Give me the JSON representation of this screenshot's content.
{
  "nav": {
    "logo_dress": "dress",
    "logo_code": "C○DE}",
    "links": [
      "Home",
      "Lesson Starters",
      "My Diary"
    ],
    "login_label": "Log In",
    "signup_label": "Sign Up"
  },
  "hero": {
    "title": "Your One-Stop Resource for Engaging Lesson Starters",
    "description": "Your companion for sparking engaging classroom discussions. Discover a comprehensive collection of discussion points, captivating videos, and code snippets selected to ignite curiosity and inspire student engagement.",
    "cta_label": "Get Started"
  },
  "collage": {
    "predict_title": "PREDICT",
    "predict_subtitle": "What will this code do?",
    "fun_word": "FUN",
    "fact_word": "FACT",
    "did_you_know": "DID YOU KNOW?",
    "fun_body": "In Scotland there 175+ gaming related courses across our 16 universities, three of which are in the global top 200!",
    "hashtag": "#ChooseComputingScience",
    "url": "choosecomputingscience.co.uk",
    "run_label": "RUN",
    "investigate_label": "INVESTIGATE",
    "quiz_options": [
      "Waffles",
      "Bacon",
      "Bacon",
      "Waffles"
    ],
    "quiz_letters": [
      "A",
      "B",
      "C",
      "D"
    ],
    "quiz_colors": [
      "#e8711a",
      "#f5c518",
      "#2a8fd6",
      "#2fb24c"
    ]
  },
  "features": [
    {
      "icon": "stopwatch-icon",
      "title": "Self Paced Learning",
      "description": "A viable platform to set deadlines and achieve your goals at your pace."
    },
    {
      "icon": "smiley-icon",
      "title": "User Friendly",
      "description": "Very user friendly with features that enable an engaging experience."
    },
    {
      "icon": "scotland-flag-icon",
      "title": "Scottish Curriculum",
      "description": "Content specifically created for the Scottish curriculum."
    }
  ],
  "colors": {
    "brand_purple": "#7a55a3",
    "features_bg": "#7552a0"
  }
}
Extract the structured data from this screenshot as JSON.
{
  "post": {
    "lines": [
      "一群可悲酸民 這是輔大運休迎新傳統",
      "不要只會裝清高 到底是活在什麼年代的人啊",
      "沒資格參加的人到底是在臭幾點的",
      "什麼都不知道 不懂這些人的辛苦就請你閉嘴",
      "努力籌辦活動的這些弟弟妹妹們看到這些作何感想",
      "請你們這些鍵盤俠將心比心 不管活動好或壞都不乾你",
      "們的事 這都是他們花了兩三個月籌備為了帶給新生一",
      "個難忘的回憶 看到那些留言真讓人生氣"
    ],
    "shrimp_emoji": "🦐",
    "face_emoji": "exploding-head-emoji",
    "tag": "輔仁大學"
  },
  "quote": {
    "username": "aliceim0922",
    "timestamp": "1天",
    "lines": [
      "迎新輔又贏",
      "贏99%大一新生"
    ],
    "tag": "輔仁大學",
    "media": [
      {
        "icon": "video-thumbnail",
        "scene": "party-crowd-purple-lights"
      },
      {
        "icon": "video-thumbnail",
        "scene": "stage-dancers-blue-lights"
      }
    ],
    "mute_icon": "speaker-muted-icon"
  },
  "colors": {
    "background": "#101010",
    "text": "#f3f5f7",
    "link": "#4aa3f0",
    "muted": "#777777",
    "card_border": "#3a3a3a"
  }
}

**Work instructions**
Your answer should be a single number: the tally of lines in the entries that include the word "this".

**Response to the task**
3